It means that if you need to create a DRR, you must put 15% of all maturing debentures, whether these are listed or unlisted. And it doesn’t matter if you’re an NBFC.

Of course, the only way out is if an NBFC has only unlisted debentures – such companies won’t need a debenture redemption reserve, and therefore won’t need to put 15% into G-Secs. This must include many NBFCs – I don’t currently know how many NBFCs have only unlisted debentures. The likes of HDFC, Shriram Transport, SREI, PFC, REC and such have a combination of both listed and unlisted debentures, so will have to do the 15% into G-Secs.

The 30th of April date has already gone by, so NBFCs who hoped for relief on the 15% G-Sec front will get none. They have, hopefully, already invested the amounts required.

The MCA is behaving strangely by changing things suddenly, and after the last date for action was past. There was an election that restricted what they could do, so let’s cut them some slack. But let’s also get real and say that these rules may change again, after the new government comes in, because the ministry will get a new head. Let’s hope the rules stay clarified!


Like our content? Join Capitalmind Premium.
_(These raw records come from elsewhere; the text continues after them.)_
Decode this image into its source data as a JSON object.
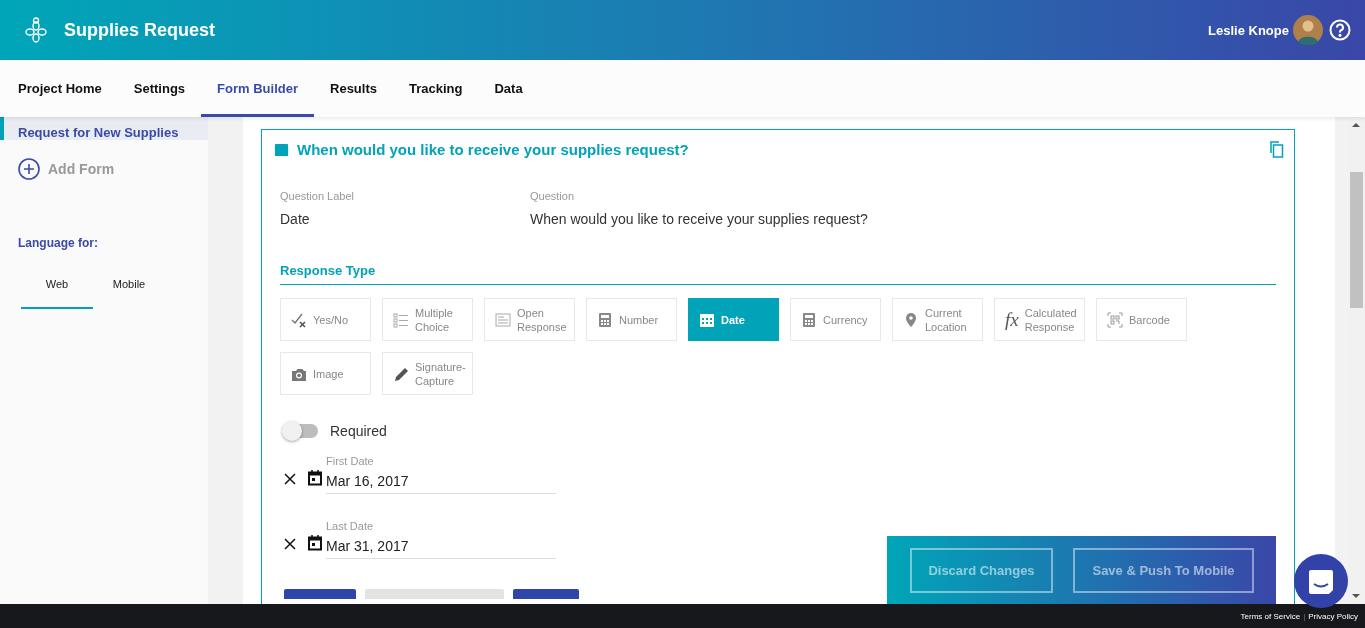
{
  "header": {
    "title": "Supplies Request",
    "user_name": "Leslie Knope"
  },
  "nav_tabs": [
    {
      "label": "Project Home",
      "selected": false
    },
    {
      "label": "Settings",
      "selected": false
    },
    {
      "label": "Form Builder",
      "selected": true
    },
    {
      "label": "Results",
      "selected": false
    },
    {
      "label": "Tracking",
      "selected": false
    },
    {
      "label": "Data",
      "selected": false
    }
  ],
  "sidebar": {
    "form_item": {
      "label": "Request for New Supplies",
      "selected": true
    },
    "add_form": "Add Form",
    "language_heading": "Language for:",
    "language_tabs": [
      {
        "label": "Web",
        "selected": true
      },
      {
        "label": "Mobile",
        "selected": false
      }
    ]
  },
  "question_card": {
    "title": "When would you like to receive your supplies request?",
    "question_label_heading": "Question Label",
    "question_label": "Date",
    "question_heading": "Question",
    "question": "When would you like to receive your supplies request?",
    "response_type_heading": "Response Type",
    "response_types": [
      {
        "kind": "yesno",
        "label": "Yes/No",
        "selected": false
      },
      {
        "kind": "multiple",
        "label": "Multiple Choice",
        "selected": false
      },
      {
        "kind": "open",
        "label": "Open Response",
        "selected": false
      },
      {
        "kind": "number",
        "label": "Number",
        "selected": false
      },
      {
        "kind": "date",
        "label": "Date",
        "selected": true
      },
      {
        "kind": "currency",
        "label": "Currency",
        "selected": false
      },
      {
        "kind": "location",
        "label": "Current Location",
        "selected": false
      },
      {
        "kind": "calculated",
        "icon": "fx",
        "label": "Calculated Response",
        "selected": false
      },
      {
        "kind": "barcode",
        "label": "Barcode",
        "selected": false
      },
      {
        "kind": "image",
        "label": "Image",
        "selected": false
      },
      {
        "kind": "signature",
        "label": "Signature-Capture",
        "selected": false
      }
    ],
    "required": {
      "label": "Required",
      "on": false
    },
    "date_fields": [
      {
        "label": "First Date",
        "value": "Mar 16, 2017"
      },
      {
        "label": "Last Date",
        "value": "Mar 31, 2017"
      }
    ]
  },
  "action_bar": {
    "buttons": [
      "Discard Changes",
      "Save & Push To Mobile"
    ]
  },
  "footer": {
    "links": [
      "Terms of Service",
      "Privacy Policy"
    ],
    "separator": "|"
  }
}
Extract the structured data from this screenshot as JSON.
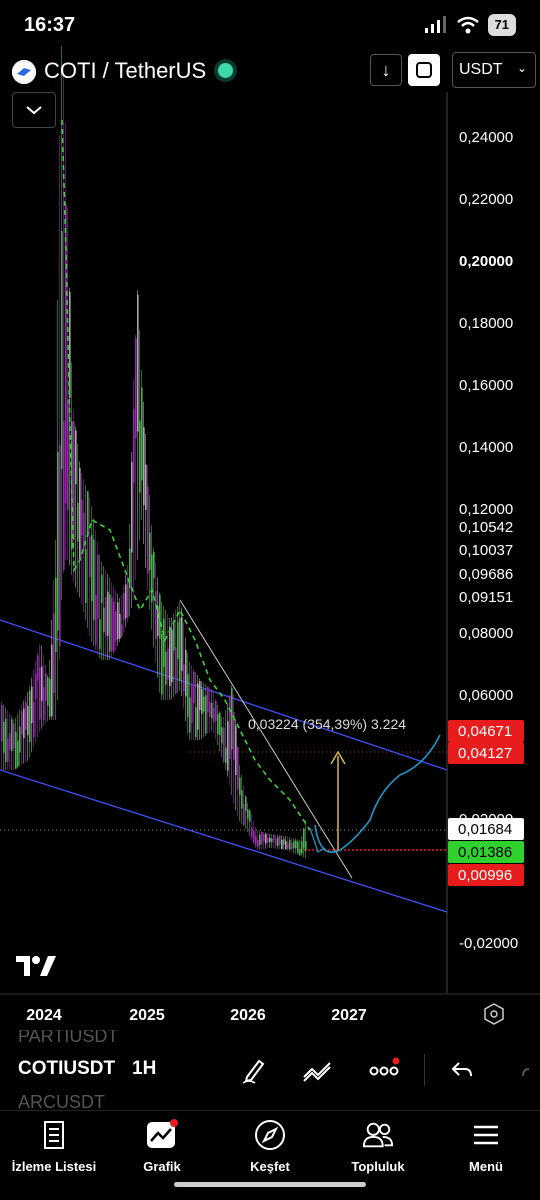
{
  "status_bar": {
    "time": "16:37",
    "battery": "71"
  },
  "header": {
    "pair_title": "COTI / TetherUS",
    "currency": "USDT",
    "down_icon": "arrow-down-icon",
    "expand_icon": "expand-icon"
  },
  "chart": {
    "y_axis_labels": [
      "0,24000",
      "0,22000",
      "0,20000",
      "0,18000",
      "0,16000",
      "0,14000",
      "0,12000",
      "0,10542",
      "0,10037",
      "0,09686",
      "0,09151",
      "0,08000",
      "0,06000",
      "0,02000",
      "-0,02000"
    ],
    "price_tags": {
      "upper_red": "0,04671",
      "lower_red": "0,04127",
      "white": "0,01684",
      "green": "0,01386",
      "red_bottom": "0,00996"
    },
    "x_axis_labels": [
      "2024",
      "2025",
      "2026",
      "2027"
    ],
    "measure_label": "0,03224 (354,39%) 3.224",
    "colors": {
      "up_candle": "#4caf50",
      "down_candle": "#9c27b0",
      "neutral_candle": "#aaaaaa",
      "channel": "#3f51f5",
      "ma_line": "#3ecf3e",
      "projection": "#2196c8",
      "red_tag": "#e81c1c",
      "green_tag": "#2fd12f"
    }
  },
  "toolbar": {
    "ghost_top": "PARTIUSDT",
    "symbol": "COTIUSDT",
    "interval": "1H",
    "ghost_bottom": "ARCUSDT"
  },
  "nav": {
    "items": [
      {
        "label": "İzleme Listesi",
        "icon": "watchlist-icon"
      },
      {
        "label": "Grafik",
        "icon": "chart-icon"
      },
      {
        "label": "Keşfet",
        "icon": "compass-icon"
      },
      {
        "label": "Topluluk",
        "icon": "community-icon"
      },
      {
        "label": "Menü",
        "icon": "menu-icon"
      }
    ]
  }
}
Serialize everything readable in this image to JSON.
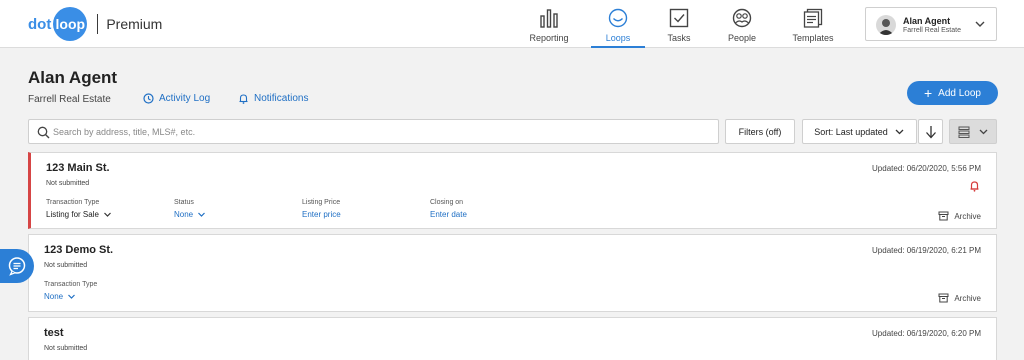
{
  "brand": {
    "logo_dot": "dot",
    "logo_loop": "loop",
    "product": "Premium",
    "accent": "#2c7fd6"
  },
  "nav": {
    "items": [
      {
        "label": "Reporting",
        "icon": "bar-chart-icon"
      },
      {
        "label": "Loops",
        "icon": "loop-icon",
        "active": true
      },
      {
        "label": "Tasks",
        "icon": "checkbox-icon"
      },
      {
        "label": "People",
        "icon": "people-icon"
      },
      {
        "label": "Templates",
        "icon": "templates-icon"
      }
    ]
  },
  "user": {
    "name": "Alan Agent",
    "org": "Farrell Real Estate"
  },
  "page": {
    "title": "Alan Agent",
    "org": "Farrell Real Estate",
    "activity_log": "Activity Log",
    "notifications": "Notifications",
    "add_loop": "Add Loop"
  },
  "toolbar": {
    "search_placeholder": "Search by address, title, MLS#, etc.",
    "filters": "Filters (off)",
    "sort": "Sort: Last updated"
  },
  "loops": [
    {
      "title": "123 Main St.",
      "status_text": "Not submitted",
      "updated": "Updated: 06/20/2020, 5:56 PM",
      "has_alert": true,
      "fields": [
        {
          "label": "Transaction Type",
          "value": "Listing for Sale"
        },
        {
          "label": "Status",
          "value": "None"
        },
        {
          "label": "Listing Price",
          "value": "Enter price"
        },
        {
          "label": "Closing on",
          "value": "Enter date"
        }
      ],
      "archive": "Archive"
    },
    {
      "title": "123 Demo St.",
      "status_text": "Not submitted",
      "updated": "Updated: 06/19/2020, 6:21 PM",
      "fields": [
        {
          "label": "Transaction Type",
          "value": "None"
        }
      ],
      "archive": "Archive"
    },
    {
      "title": "test",
      "status_text": "Not submitted",
      "updated": "Updated: 06/19/2020, 6:20 PM"
    }
  ]
}
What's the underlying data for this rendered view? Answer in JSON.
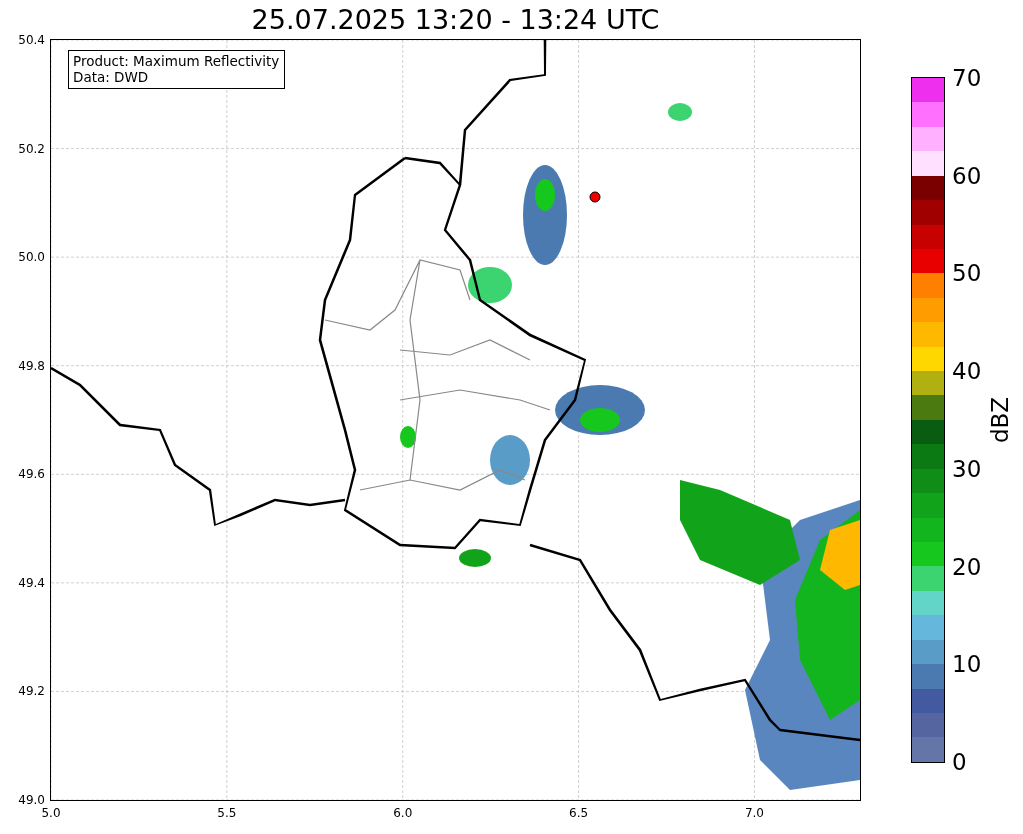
{
  "title": "25.07.2025 13:20 - 13:24 UTC",
  "map": {
    "legend": [
      "Product: Maximum Reflectivity",
      "Data: DWD"
    ],
    "x_ticks": [
      "5.0",
      "5.5",
      "6.0",
      "6.5",
      "7.0"
    ],
    "y_ticks": [
      "50.4",
      "50.2",
      "50.0",
      "49.8",
      "49.6",
      "49.4",
      "49.2",
      "49.0"
    ]
  },
  "colorbar": {
    "label": "dBZ",
    "ticks": [
      "70",
      "60",
      "50",
      "40",
      "30",
      "20",
      "10",
      "0"
    ],
    "bands": [
      {
        "color": "#ee30ee"
      },
      {
        "color": "#ff70ff"
      },
      {
        "color": "#ffb0ff"
      },
      {
        "color": "#ffe0ff"
      },
      {
        "color": "#7a0000"
      },
      {
        "color": "#a00000"
      },
      {
        "color": "#c80000"
      },
      {
        "color": "#e80000"
      },
      {
        "color": "#ff7f00"
      },
      {
        "color": "#ff9c00"
      },
      {
        "color": "#ffb800"
      },
      {
        "color": "#ffd700"
      },
      {
        "color": "#b0b010"
      },
      {
        "color": "#4a7a10"
      },
      {
        "color": "#085d10"
      },
      {
        "color": "#0b7a13"
      },
      {
        "color": "#0f8d17"
      },
      {
        "color": "#11a41a"
      },
      {
        "color": "#12b51d"
      },
      {
        "color": "#16c81e"
      },
      {
        "color": "#3cd471"
      },
      {
        "color": "#62d4c8"
      },
      {
        "color": "#65b8dc"
      },
      {
        "color": "#5a9cc8"
      },
      {
        "color": "#4b7ab0"
      },
      {
        "color": "#4359a0"
      },
      {
        "color": "#5565a0"
      },
      {
        "color": "#6476a8"
      }
    ]
  }
}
  • Equity, fixed income, macro and personal finance research
  • Model equity and fixed-income portfolios
  • Exclusive apps, tutorials, and member community
Subscribe Now Or start with a free-trial